By: James Bell Salmond (1891-1958)
|My Man Sandy|
By: James Blish (1921-1975)
By: James Branch Cabell (1879-1958)
|The Certain Hour|
By: James Causey
By: James H. Schmitz (1911-1981)
|An Incident on Route 12|
|The Other Likeness|
|Watch the Sky|
By: James Huneker (1857-1921)
By: James Joyce (1882-1941)
A young boy falls in love with his friend's much older sister and is desperate to get her the perfect gift from the Araby Fair. After a party, a man discovers something he had never known about his wife, which has a devastating impact on their marriage. An ambitious mother schemes to get her daughter a role in a series of concerts. A drunken legal clerk takes out his frustrations on his helpless young son. These and other brilliant stories are contained in the collection entitled Dubliners...
This novella is the final story in Joyce’s collection Dubliners. It describes a Christmas party given by Kate and Julia Morkan, two elderly Dublin ladies, that is attended by their nephew, Gabriel Conroy, and his wife. While the party is festive, full of dancing, drinking, and eating, it is also pervaded by political, religious, and sexual tensions, as well as memories of loss. When Gabriel and his wife go home at the end of the night, she reveals a long-kept secret that leads to an epiphany.
By: James McKimmey (1923-)
|Planet of Dreams|
|The Eyes Have It|
|Pipe of Peace|
|George Loves Gistla|
By: James Oliver Curwood (1878-1927)
|Back to God's Country and Other Stories|
|Thomas Jefferson Brown|
By: James R. Hall
|Am I Still There?|
By: James Stephens
There is a Tavern in the Town
The soul of Irish wit is captured in this unique tale of a barstool philosopher, the concluding story from 'Here Are Ladies' by James Stephens. (Introduction by iremonger)
By: James Thomson (1834-1882)
Satires and Profanities
"Believing as I do that James Thomson is, since Shelley, the most brilliant genius who has wielded a pen in the service of Freethought, I take a natural pride and pleasure in rescuing the following articles from burial in the great mausoleum of the periodical press. There will doubtless be a diversity of opinion as to their value. One critic, for instance, has called “The Story of a Famous Old Jewish Firm” a witless squib; but, on the other hand, the late Professor Clifford considered it a piece of exquisite mordant satire worthy of Swift...
By: James V. McConnell (1925-1990)
By: Jane Austen (1775-1817)
Love and Freindship, and Other Early Works
This book draws together some of Jane Austen's earliest literary efforts. It includes "Love & Freindship" and "Lesley Castle" both told through the medium of letters written by the characters. It also contains her wonderful "History of England" and a "Collection of Letters" and lastly a chapter containing "Scraps". In these offerings, we may see the beginnings of Miss Austen's literary style. We may also discern traces of characters that we encounter in her later works. G. K. Chesterton in his preface, for example, says of a passage in Love and Freindship; "...
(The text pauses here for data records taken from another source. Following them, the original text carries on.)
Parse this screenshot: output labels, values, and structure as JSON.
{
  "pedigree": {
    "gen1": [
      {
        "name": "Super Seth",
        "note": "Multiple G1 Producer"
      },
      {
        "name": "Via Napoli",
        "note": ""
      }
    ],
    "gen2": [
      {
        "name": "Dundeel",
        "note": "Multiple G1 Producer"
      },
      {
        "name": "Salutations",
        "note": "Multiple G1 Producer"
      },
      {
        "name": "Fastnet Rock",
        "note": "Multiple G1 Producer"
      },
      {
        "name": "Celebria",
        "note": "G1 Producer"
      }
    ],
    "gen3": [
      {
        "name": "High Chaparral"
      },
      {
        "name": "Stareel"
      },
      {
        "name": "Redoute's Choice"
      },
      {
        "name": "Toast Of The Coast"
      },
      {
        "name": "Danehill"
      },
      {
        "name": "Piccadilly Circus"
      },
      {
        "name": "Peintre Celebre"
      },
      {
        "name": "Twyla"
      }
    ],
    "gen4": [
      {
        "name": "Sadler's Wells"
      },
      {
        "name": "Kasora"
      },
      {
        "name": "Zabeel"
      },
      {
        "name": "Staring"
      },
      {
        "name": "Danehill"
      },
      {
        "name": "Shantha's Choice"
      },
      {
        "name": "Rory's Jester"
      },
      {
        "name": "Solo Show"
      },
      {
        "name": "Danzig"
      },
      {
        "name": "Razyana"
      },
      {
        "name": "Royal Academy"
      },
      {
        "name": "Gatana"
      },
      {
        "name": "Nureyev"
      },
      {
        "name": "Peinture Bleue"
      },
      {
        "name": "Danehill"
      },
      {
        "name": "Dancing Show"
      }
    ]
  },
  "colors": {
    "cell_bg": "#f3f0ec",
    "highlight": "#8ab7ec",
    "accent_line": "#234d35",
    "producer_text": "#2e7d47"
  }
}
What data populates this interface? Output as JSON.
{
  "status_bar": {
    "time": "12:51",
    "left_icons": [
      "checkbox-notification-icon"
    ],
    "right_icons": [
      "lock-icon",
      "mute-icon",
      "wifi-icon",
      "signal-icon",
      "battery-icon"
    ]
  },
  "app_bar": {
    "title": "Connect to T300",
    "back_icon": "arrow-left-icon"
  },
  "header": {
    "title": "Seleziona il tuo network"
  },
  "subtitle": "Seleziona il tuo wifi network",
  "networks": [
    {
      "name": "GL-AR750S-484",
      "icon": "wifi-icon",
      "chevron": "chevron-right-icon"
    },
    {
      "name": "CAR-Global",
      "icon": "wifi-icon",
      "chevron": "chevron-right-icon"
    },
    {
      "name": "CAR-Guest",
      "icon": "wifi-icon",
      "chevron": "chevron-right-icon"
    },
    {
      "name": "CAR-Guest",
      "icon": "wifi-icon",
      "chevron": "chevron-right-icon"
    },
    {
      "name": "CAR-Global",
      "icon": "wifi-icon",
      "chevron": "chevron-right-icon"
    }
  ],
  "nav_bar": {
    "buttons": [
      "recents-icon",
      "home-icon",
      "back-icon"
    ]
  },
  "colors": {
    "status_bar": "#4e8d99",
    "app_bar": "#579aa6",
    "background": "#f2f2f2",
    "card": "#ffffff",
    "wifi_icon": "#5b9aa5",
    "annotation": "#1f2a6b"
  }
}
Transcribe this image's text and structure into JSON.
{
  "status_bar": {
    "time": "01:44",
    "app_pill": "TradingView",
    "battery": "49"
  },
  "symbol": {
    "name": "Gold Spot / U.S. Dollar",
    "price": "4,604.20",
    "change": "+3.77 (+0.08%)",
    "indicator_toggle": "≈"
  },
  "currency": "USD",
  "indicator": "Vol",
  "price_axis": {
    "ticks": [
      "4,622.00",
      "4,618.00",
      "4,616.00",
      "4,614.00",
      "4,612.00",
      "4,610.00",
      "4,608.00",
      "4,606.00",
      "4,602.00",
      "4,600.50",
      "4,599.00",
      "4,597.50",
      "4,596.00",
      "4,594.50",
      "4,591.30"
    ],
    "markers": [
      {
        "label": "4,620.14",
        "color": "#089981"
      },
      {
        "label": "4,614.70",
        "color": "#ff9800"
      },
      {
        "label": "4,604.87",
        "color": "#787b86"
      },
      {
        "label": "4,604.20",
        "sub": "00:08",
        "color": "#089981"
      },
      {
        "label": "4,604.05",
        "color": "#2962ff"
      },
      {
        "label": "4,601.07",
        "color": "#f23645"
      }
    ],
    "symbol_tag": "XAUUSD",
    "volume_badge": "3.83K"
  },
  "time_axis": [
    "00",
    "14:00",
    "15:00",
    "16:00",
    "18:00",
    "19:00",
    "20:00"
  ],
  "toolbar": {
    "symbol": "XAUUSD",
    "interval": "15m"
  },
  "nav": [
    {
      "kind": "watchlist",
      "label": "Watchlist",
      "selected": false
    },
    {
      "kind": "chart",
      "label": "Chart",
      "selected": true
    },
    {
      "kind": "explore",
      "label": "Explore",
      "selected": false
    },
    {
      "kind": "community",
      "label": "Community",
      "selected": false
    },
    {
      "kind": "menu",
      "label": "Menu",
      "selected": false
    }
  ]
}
By: Jennie Hall (1875-1921)
Viking tales are tales from Iceland, featuring the king Halfdan and his son Harald.
By: Jerome Bixby (1923-1998)
|Where There's Hope|
By: Jerome K. Jerome (1859-1927)
Second Thoughts Of An Idle Fellow
A second volume of humorous essays on various subjects, following the success of Idle thoughts Of An Idle Fellow.
|The Philosopher's Joke|
|Sketches in Lavender, Blue and Green|
|The Cost of Kindness|
|Passing of the Third Floor Back|
|The Fawn Gloves|
|The Love of Ulrich Nebendahl|
|The Soul of Nicholas Snyders, or, The Miser of Zandam|
|John Ingerfield and Other Stories|
|Mrs. Korner Sins Her Mercies|
By: Jesse F. Bone (1916-1986)
|The Issahar Artifacts|
|A Question of Courage|